* **Exercise details**:
Locate the word "Node" in the entries below, then gather every line that holds it.

━━━━━ Given data ━━━━━

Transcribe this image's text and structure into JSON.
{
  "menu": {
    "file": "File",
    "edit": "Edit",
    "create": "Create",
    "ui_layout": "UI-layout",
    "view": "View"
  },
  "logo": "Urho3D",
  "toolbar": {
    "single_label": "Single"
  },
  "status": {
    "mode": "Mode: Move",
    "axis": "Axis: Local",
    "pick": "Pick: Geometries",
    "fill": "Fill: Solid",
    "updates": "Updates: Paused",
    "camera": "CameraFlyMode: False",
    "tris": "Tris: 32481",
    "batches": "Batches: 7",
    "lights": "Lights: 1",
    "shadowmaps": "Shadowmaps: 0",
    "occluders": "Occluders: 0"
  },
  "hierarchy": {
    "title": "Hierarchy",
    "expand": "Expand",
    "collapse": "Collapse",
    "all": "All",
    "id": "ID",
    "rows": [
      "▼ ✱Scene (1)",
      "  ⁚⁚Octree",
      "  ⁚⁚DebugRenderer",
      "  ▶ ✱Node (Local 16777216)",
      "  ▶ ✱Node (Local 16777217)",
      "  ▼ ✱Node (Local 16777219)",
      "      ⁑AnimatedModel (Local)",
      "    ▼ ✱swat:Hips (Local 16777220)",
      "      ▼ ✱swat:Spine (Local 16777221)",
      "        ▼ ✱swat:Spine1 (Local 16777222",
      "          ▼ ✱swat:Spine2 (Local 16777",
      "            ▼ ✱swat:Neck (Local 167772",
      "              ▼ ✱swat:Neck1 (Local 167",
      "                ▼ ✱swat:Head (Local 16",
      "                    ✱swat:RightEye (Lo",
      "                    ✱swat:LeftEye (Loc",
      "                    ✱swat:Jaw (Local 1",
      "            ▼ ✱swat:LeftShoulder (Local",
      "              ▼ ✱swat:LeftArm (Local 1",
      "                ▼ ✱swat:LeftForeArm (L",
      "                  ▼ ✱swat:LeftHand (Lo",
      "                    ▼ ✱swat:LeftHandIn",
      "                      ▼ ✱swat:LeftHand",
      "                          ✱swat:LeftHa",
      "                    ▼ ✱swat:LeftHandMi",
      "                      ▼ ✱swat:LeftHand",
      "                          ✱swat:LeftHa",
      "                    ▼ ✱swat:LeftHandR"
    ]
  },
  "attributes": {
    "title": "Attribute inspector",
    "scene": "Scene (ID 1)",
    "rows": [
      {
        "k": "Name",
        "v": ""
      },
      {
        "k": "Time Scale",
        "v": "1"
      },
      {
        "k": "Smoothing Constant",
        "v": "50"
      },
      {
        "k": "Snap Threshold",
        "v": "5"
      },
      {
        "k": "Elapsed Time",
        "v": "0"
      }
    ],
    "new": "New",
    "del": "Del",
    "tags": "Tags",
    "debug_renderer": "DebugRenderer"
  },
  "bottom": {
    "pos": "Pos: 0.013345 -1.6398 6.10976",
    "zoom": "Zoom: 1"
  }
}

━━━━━

* **Answer area**:
      "  ▶ ✱Node (Local 16777216)",
      "  ▶ ✱Node (Local 16777217)",
      "  ▼ ✱Node (Local 16777219)",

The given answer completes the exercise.